NOTE: There remains some speculation that it is highly unlikely that the Emperor himself, of his own free will, parted with his personal Bible. Based on the inventory of icons, shrines and spiritual books left after the regicide, it is clear that the Imperial Family treasured such books and carried them everywhere with them.

Known, for example, is a Bible belonging to Nicholas II, which was presented to him by his mother – Empress Maria Feodorovna, when he was Tsesarevich. It was this Bible that accompanied the Tsar, first to Tobolsk, and then to Ekaterinburg. Following the regicide, it was discovered by the Whites in the deserted Ipatiev House, and then, among with other personal items which belonged to the Imperial family, the Bible was given to the Emperor’s sister, Grand Duchess Xenia Alexandrovna, who later donated it to the Russian Orthodox Church of Saint Job in Uccle, Brussels.

The milk tooth of Tsesarevich Alexei Nikolaevich

The milk tooth of Tsesarevich Alexei Nikolaevich was first kept in the Winter Palace in St. Petersburg, where Nicholas II and his family lived until they moved to Tsarskoye Selo in 1905, then a small apartment in France and, finally, Orthodox Church of St. Nicholas in Saint-Louis, France [just one kilometer from the Swiss border].

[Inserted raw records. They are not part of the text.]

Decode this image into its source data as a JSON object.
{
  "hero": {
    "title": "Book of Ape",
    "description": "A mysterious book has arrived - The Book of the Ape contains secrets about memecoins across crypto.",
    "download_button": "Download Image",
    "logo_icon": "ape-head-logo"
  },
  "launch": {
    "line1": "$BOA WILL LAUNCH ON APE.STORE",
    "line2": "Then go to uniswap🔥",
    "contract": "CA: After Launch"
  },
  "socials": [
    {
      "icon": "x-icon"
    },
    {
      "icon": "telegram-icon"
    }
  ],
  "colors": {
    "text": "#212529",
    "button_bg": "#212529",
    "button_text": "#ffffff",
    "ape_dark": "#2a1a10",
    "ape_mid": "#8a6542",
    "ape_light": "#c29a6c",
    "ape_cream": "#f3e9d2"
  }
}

The milk tooth of the innocently murdered Tsesarevich was carefully kept by his nurse-nanny Alexandra Alexandrovna Tegleva [wife of the Imperial children’s tutor Pierre Gilliard]. Both Tegleva and Gilliard accompanied the Imperial family into exile to Tobolsk in August 1917.

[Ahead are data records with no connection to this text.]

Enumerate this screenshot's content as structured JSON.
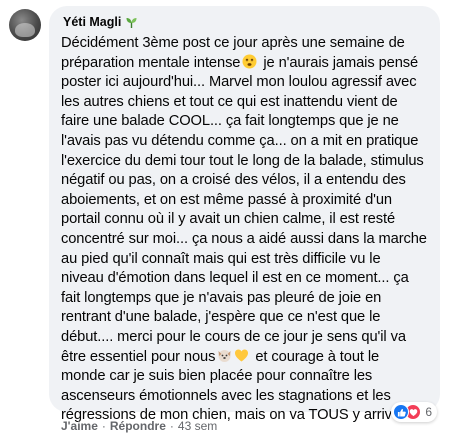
{
  "comment": {
    "author": "Yéti Magli",
    "badge_icon": "plant-badge-icon",
    "lines": [
      "Décidément 3ème post ce jour après une semaine de",
      "préparation mentale intense",
      " je n'aurais jamais pensé",
      "poster ici aujourd'hui... Marvel mon loulou agressif avec",
      "les autres chiens et tout ce qui est inattendu vient de",
      "faire une balade COOL... ça fait longtemps que je ne",
      "l'avais pas vu détendu comme ça... on a mit en pratique",
      "l'exercice du demi tour tout le long de la balade, stimulus",
      "négatif ou pas, on a croisé des vélos, il a entendu des",
      "aboiements, et on est même passé à proximité d'un",
      "portail connu où il y avait un chien calme, il est resté",
      "concentré sur moi... ça nous a aidé aussi dans la marche",
      "au pied qu'il connaît mais qui est très difficile vu le",
      "niveau d'émotion dans lequel il est en ce moment... ça",
      "fait longtemps que je n'avais pas pleuré de joie en",
      "rentrant d'une balade, j'espère que ce n'est que le",
      "début.... merci pour le cours de ce jour je sens qu'il va",
      "être essentiel pour nous",
      " et courage à tout le",
      "monde car je suis bien placée pour connaître les",
      "ascenseurs émotionnels avec les stagnations et les",
      "régressions de mon chien, mais on va TOUS y arriver!!!!"
    ],
    "emojis": {
      "face": "dizzy-face-emoji",
      "dog": "dog-face-emoji",
      "heart": "yellow-heart-emoji"
    },
    "reactions": {
      "types": [
        "like-icon",
        "love-icon"
      ],
      "count": "6"
    },
    "actions": {
      "like": "J'aime",
      "reply": "Répondre",
      "time": "43 sem"
    }
  }
}
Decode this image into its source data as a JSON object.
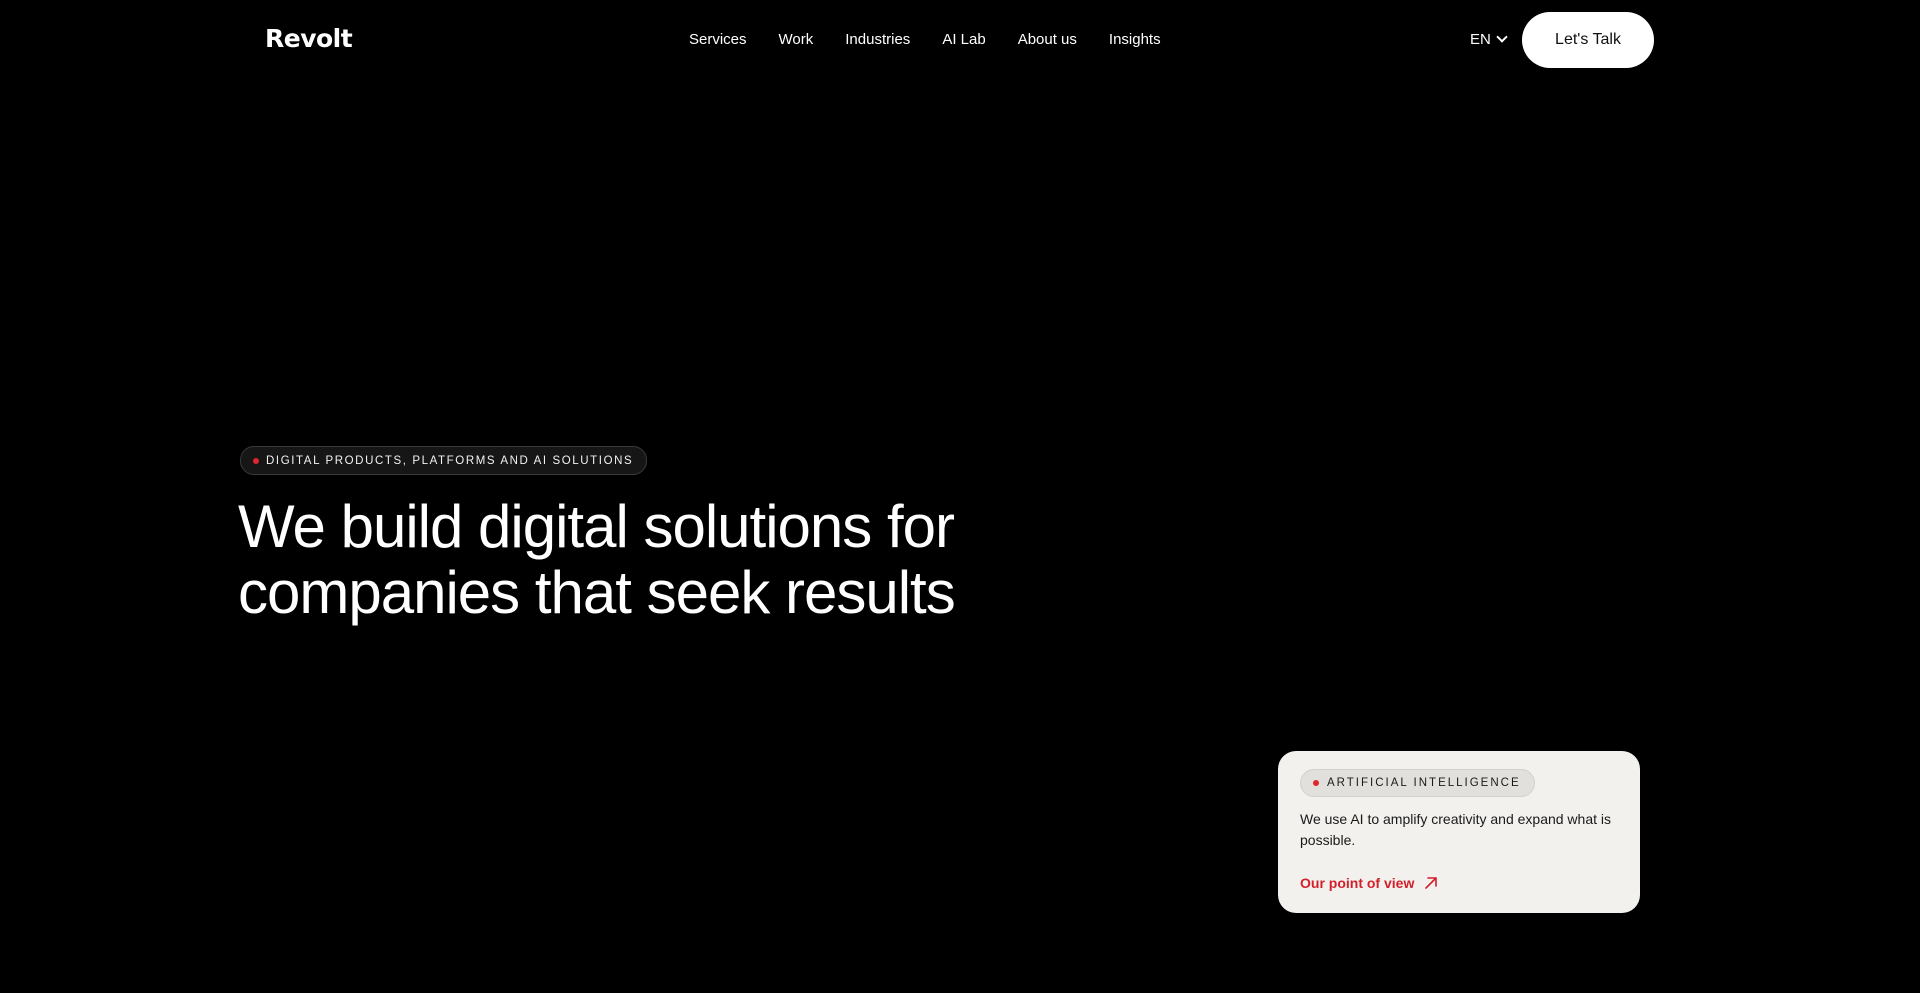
{
  "header": {
    "logo": "Revolt",
    "nav": [
      "Services",
      "Work",
      "Industries",
      "AI Lab",
      "About us",
      "Insights"
    ],
    "language": "EN",
    "cta_label": "Let's Talk"
  },
  "hero": {
    "eyebrow": "DIGITAL PRODUCTS, PLATFORMS AND AI SOLUTIONS",
    "headline_line1": "We build digital solutions for",
    "headline_line2": "companies that seek results"
  },
  "card": {
    "badge": "ARTIFICIAL INTELLIGENCE",
    "description": "We use AI to amplify creativity and expand what is possible.",
    "link_label": "Our point of view"
  },
  "colors": {
    "background": "#000000",
    "accent": "#d21f2a",
    "card_background": "#f2f1ee",
    "text_primary": "#ffffff"
  },
  "icons": {
    "language_dropdown": "chevron-down-icon",
    "status_dot": "red-dot-icon",
    "link_arrow": "arrow-up-right-icon"
  }
}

When the Empress was transferred to Ekaterinburg in April 1918, she passed her jewellery to the nanny and Alexei’s three milk teeth.

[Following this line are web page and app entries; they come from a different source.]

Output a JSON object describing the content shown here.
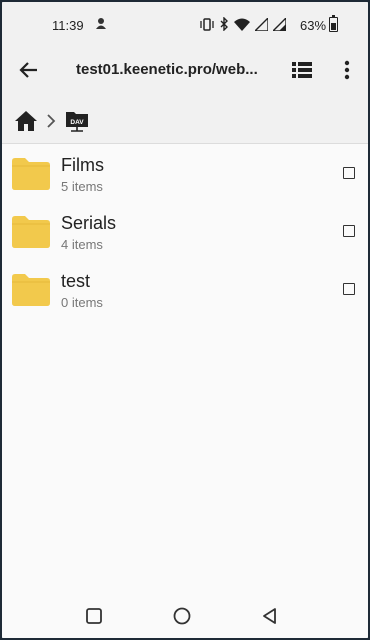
{
  "status": {
    "time": "11:39",
    "battery": "63%"
  },
  "appbar": {
    "title": "test01.keenetic.pro/web..."
  },
  "breadcrumb": {
    "dav_label": "DAV"
  },
  "items": [
    {
      "name": "Films",
      "count": "5 items"
    },
    {
      "name": "Serials",
      "count": "4 items"
    },
    {
      "name": "test",
      "count": "0 items"
    }
  ],
  "colors": {
    "folder": "#f2c94c",
    "folder_tab": "#e6b93a",
    "bar_bg": "#f1f1f1",
    "page_bg": "#fafafa"
  }
}
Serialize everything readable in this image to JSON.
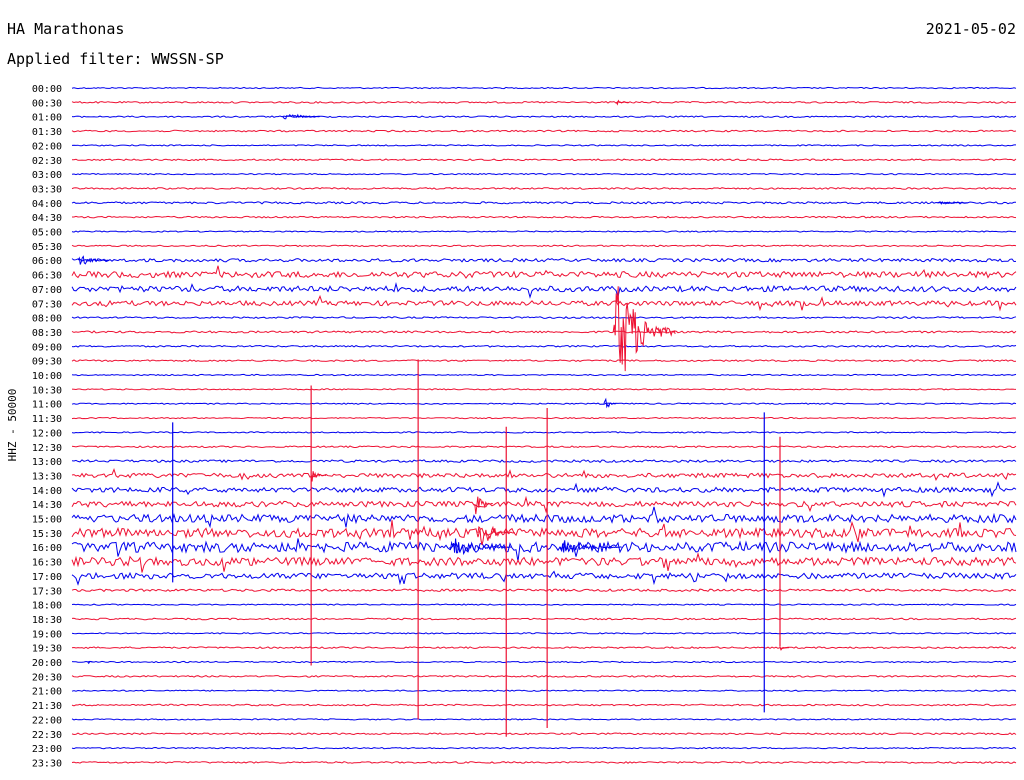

Having miraculously escaped execution, Alexandra Teglina fled Bolshevik Russia, eventually settling in Switzerland. Until her death on 21st March 1955, she carefully kept the precious box with the gifts of the Empress. After her death, her nephew gave the casket containing the Tsesarevich’s milk teeth to the Church of St. Nicholas in Saint-Louis.

The rector of the French parish of St. Nicholas ordered three icons of the Holy Royal Martyrs with three absolutely identical reliquaries for each tooth. A request was made by a member of the Russian clergy, who asked that one of these icons be sent to Russia, so that as many Orthodox as possible could see it.

One of these icons was given to the Church on the Blood in Ekaterinburg, built on the site of the Ipatiev House, where Nicholas II and his family met their death and martyrdom on 17th July 1918.

Another of these icons was given to Archpriest Oleg Teor by his friend the rector of the Orthodox church in Saint-Louis Vladimir Shibaev. According to Father Oleg, Father Vladimir requested that the milk tooth of the murdered Tsesarevich should be “returned home to Russia“.

To learn more about this sacred text and the Tsar’s alleged abdication, please refer to pages 62-83 of my book Nicholas II: Russia’s Last Orthodox Christian Monarch (2022), available from AMAZON in paperback and eBook editions.

© Paul Gilbert. 10 August 2022